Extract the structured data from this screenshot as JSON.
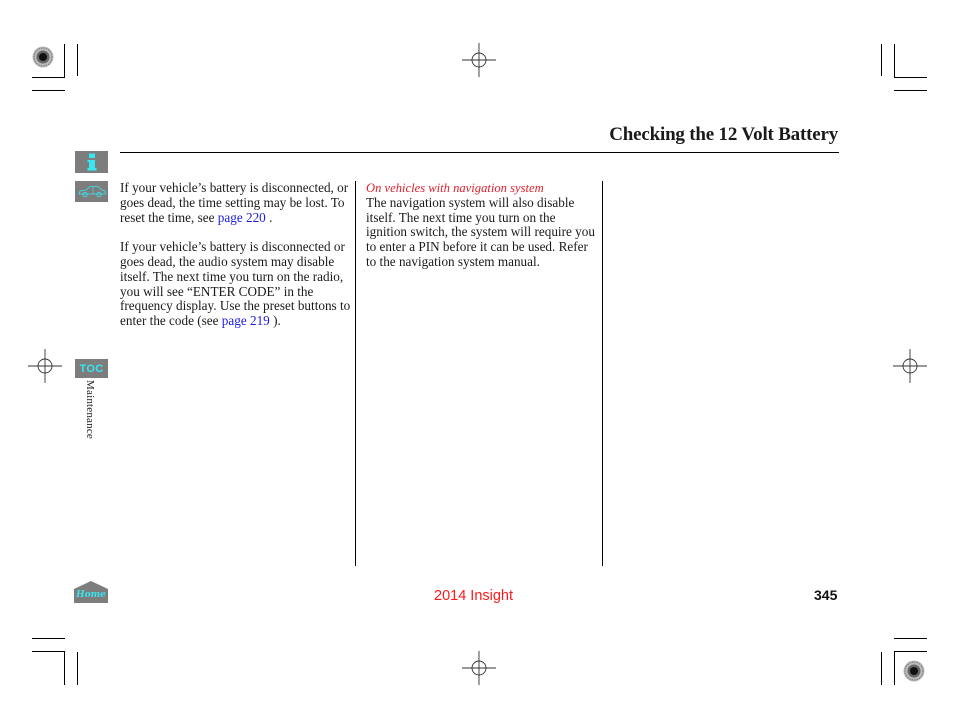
{
  "header": {
    "title": "Checking the 12 Volt Battery"
  },
  "sidebar": {
    "info_icon": "info-icon",
    "car_icon": "vehicle-icon",
    "toc_label": "TOC",
    "section_label": "Maintenance",
    "home_label": "Home"
  },
  "left_column": {
    "para1_text": "If your vehicle’s battery is disconnected, or goes dead, the time setting may be lost. To reset the time, see ",
    "para1_link": "page 220",
    "para1_end": " .",
    "para2_text": "If your vehicle’s battery is disconnected or goes dead, the audio system may disable itself. The next time you turn on the radio, you will see “ENTER CODE” in the frequency display. Use the preset buttons to enter the code (see ",
    "para2_link": "page 219",
    "para2_end": " )."
  },
  "middle_column": {
    "condition": "On vehicles with navigation system",
    "text": "The navigation system will also disable itself. The next time you turn on the ignition switch, the system will require you to enter a PIN before it can be used. Refer to the navigation system manual."
  },
  "footer": {
    "model": "2014 Insight",
    "page_number": "345"
  },
  "colors": {
    "link": "#1a1ae6",
    "condition": "#e21e2c",
    "model": "#ff1a1a",
    "sidebar_bg": "#7d7d7d",
    "sidebar_accent": "#37e6f0"
  }
}
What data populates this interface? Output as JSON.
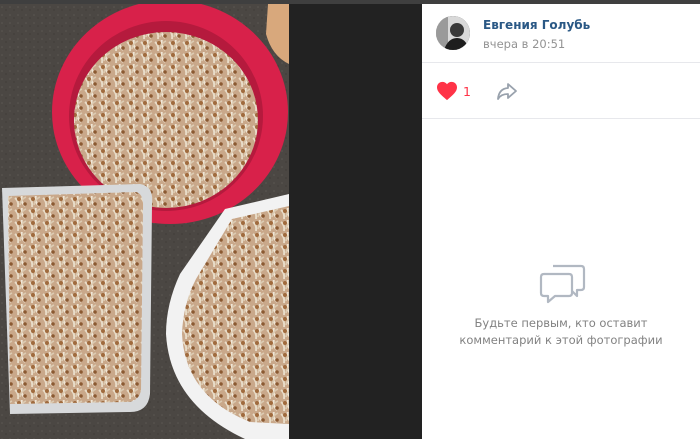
{
  "post": {
    "author_name": "Евгения Голубь",
    "time": "вчера в 20:51",
    "likes": "1"
  },
  "comments": {
    "empty_message": "Будьте первым, кто оставит\nкомментарий к этой фотографии"
  },
  "icons": {
    "like": "heart-icon",
    "share": "share-arrow-icon",
    "empty": "speech-bubbles-icon"
  },
  "colors": {
    "link": "#2a5885",
    "like": "#ff3347",
    "muted": "#828282",
    "icon_gray": "#b1b8c2"
  }
}
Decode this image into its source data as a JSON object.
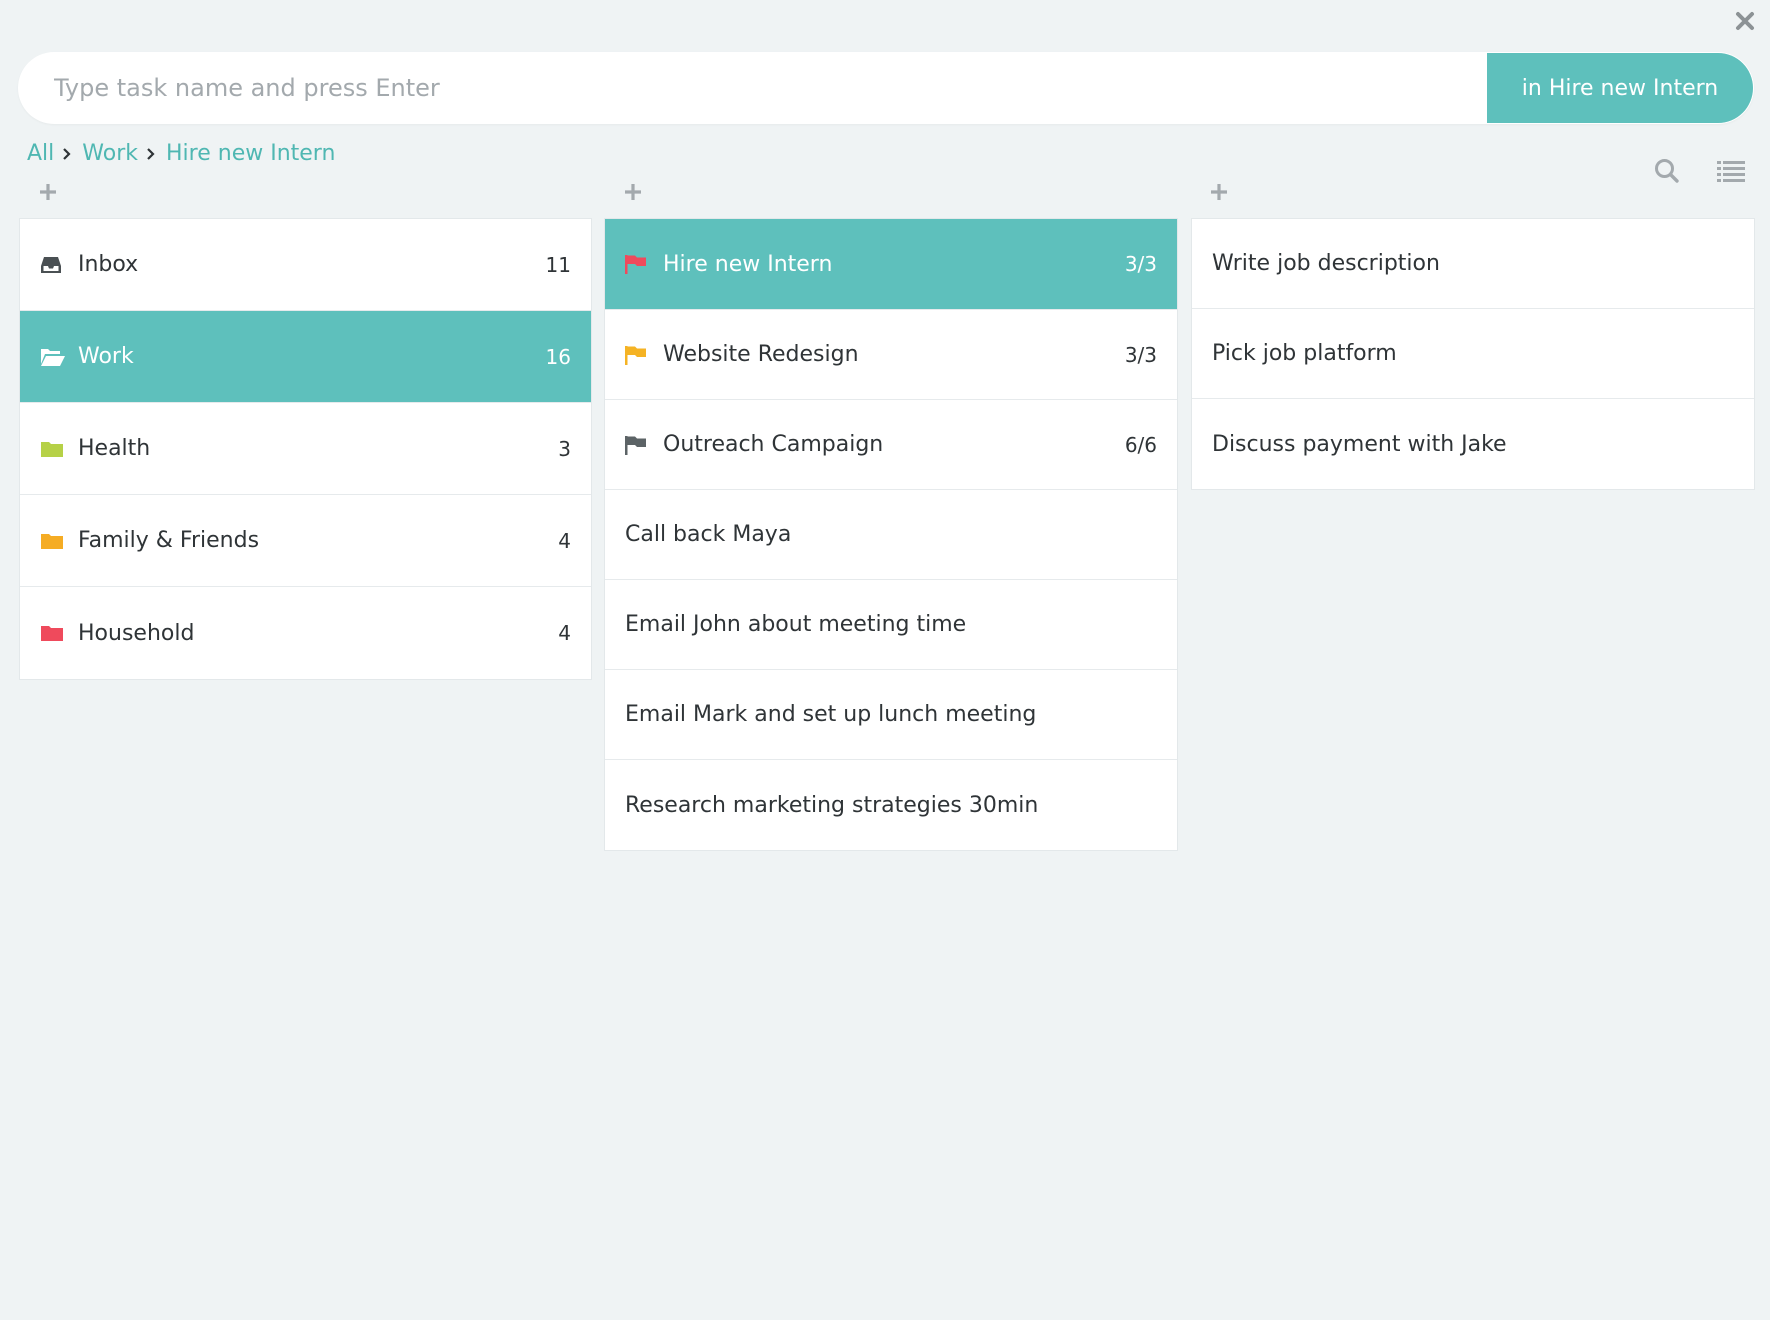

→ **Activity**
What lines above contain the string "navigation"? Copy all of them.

→ **Answer area**
    "condition": "On vehicles with navigation system",
    "text": "The navigation system will also disable itself. The next time you turn on the ignition switch, the system will require you to enter a PIN before it can be used. Refer to the navigation system manual."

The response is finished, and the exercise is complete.